It is crucial to understand the rhythm, balance, and movement of your boat before you head out on the water. Put away your rod and forget the fish completely during this early stage because if you aren’t able to maneuver your kayak then you won’t be going anywhere.
Making the time to visit your local kayak club and enroll in some lessons will help you to gain expert insight into the sport. Mastering the right technique for your kayak will take time and provides a great opportunity to determine the right boat style for you.
A more narrow, long boat will increase efficiency but could make your balance difficult to manage. If you choose a short, wide kayak then you’ll enjoy all the benefits of increased stability and control, but at the potential cost of agility.
Research Your Location
Even an accomplished swimmer would not perform to the best in unknown waters and kayak fishing is no different. Deciding on your ideal location requires in-depth research into the conditions, landscape and of course - the fish!
Your fishing spot is about more than where you’ll find the best the catch, it’s crucial to also consider personal safety. Capsizing in your boat is a real possibility and every kayak fisher should know exactly what they’re up against. Some waters are more dangerous than others and the weather will change day-to-day.
Before you head off to your destination be sure to confirm the conditions ahead of time. Even an ideal body of water can turn treacherous with heavy wind or rain. If you’re heading down a river then check for dams or other obstacles to make sure you aren’t left with any surprises along the way. Using a fish finder can help you determine what kind of landscape lies below and what kind of water depth your dealing with.
Know What You’re Fishing For
Knowing what it is you want to catch is an important step that many beginners tend to overlook. Research into your destination will mean nothing if you don’t know a thing or two about what you’re looking for. Each species of fish will require a unique technique to source and catch, but there are some general rules to adhere to. Check out our fishing tips guides to help you narrow in on what species your after.
Drifting in your kayak will often help to locate more fish quickly. Kayak fishing is optimal for stealth, as you are able to glide with little disruption through the water. Keep careful control of your direction and at all times stay away from your position from the shore.

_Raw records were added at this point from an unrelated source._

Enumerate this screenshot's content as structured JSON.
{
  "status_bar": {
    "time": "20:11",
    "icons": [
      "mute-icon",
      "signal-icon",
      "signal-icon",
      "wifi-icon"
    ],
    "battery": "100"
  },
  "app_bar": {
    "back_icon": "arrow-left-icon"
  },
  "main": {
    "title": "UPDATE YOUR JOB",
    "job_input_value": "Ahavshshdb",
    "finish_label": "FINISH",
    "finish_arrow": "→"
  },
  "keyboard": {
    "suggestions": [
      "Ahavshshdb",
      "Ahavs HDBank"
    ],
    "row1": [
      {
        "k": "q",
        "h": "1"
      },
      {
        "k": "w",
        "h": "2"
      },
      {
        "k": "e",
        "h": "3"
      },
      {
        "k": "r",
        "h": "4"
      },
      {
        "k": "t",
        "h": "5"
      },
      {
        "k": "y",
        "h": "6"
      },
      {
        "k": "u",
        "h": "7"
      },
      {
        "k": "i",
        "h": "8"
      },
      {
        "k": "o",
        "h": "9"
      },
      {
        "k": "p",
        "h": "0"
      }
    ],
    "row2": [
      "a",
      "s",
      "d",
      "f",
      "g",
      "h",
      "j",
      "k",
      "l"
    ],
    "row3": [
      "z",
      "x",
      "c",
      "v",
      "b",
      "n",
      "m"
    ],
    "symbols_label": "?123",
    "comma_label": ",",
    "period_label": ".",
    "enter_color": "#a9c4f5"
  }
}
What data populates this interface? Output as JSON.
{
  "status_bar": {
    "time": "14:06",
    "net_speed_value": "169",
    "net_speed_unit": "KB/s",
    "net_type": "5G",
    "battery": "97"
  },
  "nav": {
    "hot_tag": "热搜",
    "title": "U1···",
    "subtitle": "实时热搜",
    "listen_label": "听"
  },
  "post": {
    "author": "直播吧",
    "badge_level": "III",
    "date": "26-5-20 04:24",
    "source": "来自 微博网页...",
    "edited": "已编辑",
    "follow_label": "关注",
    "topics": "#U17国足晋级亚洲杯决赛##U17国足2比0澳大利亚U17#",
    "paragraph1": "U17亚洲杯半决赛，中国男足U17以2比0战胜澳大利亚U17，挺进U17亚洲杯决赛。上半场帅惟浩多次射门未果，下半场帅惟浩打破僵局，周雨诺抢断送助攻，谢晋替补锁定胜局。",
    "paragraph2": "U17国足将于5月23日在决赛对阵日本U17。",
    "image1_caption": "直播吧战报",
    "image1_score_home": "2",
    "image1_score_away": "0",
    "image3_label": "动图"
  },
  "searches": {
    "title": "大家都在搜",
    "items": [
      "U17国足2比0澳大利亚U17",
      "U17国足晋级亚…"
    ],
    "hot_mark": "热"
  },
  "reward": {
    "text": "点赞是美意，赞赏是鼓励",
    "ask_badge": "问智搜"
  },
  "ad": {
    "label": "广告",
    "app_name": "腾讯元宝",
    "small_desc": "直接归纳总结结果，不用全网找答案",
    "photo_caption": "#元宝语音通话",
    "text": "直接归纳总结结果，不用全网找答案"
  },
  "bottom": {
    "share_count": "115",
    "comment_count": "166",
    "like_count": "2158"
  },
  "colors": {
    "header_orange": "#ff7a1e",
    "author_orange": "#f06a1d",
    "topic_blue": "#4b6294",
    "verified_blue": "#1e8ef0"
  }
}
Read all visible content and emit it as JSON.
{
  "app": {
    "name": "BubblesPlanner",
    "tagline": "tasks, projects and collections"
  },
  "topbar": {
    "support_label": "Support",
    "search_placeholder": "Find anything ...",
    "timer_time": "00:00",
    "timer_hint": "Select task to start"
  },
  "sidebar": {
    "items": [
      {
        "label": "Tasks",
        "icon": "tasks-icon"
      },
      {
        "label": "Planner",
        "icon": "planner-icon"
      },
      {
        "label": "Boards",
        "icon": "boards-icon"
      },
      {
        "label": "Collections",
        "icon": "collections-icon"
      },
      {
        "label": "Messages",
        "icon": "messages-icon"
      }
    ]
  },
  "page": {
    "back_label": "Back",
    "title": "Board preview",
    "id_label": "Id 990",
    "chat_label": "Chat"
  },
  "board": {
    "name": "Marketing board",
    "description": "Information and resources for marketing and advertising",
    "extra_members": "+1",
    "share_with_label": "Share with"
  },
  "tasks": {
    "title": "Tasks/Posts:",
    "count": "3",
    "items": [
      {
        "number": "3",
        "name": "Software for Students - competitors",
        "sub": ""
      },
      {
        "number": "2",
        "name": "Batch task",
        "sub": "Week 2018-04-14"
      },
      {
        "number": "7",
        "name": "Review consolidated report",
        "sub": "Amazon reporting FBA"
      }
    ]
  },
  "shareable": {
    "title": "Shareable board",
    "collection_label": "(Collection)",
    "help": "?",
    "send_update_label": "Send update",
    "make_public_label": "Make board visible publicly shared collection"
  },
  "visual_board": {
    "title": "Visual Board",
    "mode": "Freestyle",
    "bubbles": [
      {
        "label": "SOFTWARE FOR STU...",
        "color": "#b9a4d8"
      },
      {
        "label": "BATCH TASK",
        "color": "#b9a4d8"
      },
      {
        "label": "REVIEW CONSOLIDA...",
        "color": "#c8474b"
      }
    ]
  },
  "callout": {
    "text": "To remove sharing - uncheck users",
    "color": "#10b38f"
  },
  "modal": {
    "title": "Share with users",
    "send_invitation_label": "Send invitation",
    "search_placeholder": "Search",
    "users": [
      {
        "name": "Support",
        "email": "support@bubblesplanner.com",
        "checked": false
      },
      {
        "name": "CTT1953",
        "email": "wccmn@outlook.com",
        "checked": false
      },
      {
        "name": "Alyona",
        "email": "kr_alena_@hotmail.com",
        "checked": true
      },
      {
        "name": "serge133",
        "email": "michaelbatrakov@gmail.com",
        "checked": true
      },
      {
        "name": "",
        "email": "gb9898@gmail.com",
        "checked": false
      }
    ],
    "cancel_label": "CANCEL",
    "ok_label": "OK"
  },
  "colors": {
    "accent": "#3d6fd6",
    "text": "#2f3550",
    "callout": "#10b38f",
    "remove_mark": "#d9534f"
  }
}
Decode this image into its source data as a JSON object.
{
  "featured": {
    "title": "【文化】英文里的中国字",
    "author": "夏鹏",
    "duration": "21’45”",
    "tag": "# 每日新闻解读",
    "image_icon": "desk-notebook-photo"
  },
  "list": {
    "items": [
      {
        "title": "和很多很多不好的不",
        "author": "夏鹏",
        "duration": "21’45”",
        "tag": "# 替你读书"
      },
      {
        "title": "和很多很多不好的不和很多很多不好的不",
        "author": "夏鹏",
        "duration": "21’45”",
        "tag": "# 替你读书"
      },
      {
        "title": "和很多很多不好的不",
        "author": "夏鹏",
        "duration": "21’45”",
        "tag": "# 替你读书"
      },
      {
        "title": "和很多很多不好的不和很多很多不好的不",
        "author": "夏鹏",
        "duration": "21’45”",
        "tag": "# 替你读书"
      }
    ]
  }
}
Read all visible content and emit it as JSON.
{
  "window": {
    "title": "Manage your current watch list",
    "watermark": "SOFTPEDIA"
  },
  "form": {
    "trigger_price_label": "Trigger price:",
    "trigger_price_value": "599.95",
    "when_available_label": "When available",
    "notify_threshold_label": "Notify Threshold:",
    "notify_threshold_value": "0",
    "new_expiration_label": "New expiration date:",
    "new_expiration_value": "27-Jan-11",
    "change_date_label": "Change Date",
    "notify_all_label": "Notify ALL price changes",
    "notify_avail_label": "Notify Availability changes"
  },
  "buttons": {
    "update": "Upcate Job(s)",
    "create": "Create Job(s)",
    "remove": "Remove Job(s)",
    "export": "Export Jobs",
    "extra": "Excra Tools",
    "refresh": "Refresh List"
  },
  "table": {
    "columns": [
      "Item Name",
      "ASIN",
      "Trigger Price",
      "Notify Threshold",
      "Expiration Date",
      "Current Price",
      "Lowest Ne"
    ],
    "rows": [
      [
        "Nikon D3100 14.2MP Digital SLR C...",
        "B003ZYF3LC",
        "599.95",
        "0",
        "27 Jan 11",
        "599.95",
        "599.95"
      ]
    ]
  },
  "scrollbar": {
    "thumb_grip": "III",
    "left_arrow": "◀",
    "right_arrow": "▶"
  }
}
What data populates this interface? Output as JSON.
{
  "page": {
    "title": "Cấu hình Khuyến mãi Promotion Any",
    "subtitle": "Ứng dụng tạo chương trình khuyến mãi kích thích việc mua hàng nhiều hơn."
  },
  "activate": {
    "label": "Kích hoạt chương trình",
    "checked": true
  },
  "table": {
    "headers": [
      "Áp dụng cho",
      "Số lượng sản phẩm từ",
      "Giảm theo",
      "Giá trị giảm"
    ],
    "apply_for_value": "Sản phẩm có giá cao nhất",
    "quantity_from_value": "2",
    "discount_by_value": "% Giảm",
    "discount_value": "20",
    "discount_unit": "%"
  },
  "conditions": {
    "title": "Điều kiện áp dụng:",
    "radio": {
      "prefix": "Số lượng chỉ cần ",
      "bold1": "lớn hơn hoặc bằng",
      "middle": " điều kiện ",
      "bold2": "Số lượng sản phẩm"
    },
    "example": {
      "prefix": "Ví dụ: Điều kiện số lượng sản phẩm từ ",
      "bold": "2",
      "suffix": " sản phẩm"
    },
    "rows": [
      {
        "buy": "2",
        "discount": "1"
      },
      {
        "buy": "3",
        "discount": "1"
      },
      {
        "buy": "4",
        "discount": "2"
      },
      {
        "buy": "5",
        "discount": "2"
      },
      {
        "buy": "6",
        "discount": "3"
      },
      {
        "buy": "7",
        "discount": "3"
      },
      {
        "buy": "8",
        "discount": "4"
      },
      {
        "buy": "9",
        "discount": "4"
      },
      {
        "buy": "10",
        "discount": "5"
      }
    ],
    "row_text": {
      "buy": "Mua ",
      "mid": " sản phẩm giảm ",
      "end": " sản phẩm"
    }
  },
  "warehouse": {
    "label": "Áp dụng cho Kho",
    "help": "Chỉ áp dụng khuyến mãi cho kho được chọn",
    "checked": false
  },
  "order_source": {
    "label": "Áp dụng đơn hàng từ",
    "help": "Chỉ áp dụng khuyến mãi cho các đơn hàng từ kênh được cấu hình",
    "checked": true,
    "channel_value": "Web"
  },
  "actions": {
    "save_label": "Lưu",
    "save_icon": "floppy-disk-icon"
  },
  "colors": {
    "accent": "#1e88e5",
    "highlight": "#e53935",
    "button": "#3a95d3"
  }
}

It’s worth taking the time to understand the species and build your confidence - a big fish will have the power to tow your kayak around without the proper handling. By knowing exactly what you’re after you’ll not only be safer and more competent but catch more fish!
Have The Right Kit
You’re an able kayaker with a map and a dream, but before you run off in search of adventure you need to check one last thing; your kit. A rod, live-bait, and bucket are boating accessories that most fishermen will already have. But you’ll also need a personal floatation device, anchor, rod holder and navigation light to succeed.
Without the proper tools, even an outstanding fisher will struggle to make (and keep!) their catch, let alone stay upright on the kayak. If the weather conditions take a turn for the worst then you’ll need to be wearing a helmet. Capsizing is an inevitable part of kayak fishing, if you haven’t found yourself in the water yet then you haven’t been doing it long enough. A helmet can keep you safe from any sharp boulders hidden below.
Safety Is The First Priority
It goes without saying that you should always wear a life jacket while out on the water. Calm waters will often hide rapids and one wrong turn could see you trying to find your footing in a lake more than 200m deep.
A personal floatation device can keep your head above the water, even when knocked unconscious. Of course, one of the best ways to prioritise your safety is to let those close to you know where and when you’re heading off.
Informing a partner, family member or friend when to expect you back is a simple method to ensure that should you end up lost or disorientated, people will know where to send help. Even better - bring an experienced fisher (and competent kayaker) along on the trip to keep you company!
Further Doesn’t Always Mean Better
Getting caught up in the adventure of a rough wave or the drama of open ocean can lead us to feel a little more daring in our kayaks. In this situation, it is crucial that you don’t bite off more than you can chew and end up proverbial creek. Remember, the further you go out the further you’ll have to come back.
A common misconception around fishermen is that the best fish must be at the other end of the lake. Though sometimes it will certainly feel this way, a kayak fisher should travel a distance that reflects their individual fitness and ability. Kayaking can be a strenuous sport on its own without adding fishing into the mix. With a little research, preparation and care from your end, this pastime can be transformed into a life-long passion.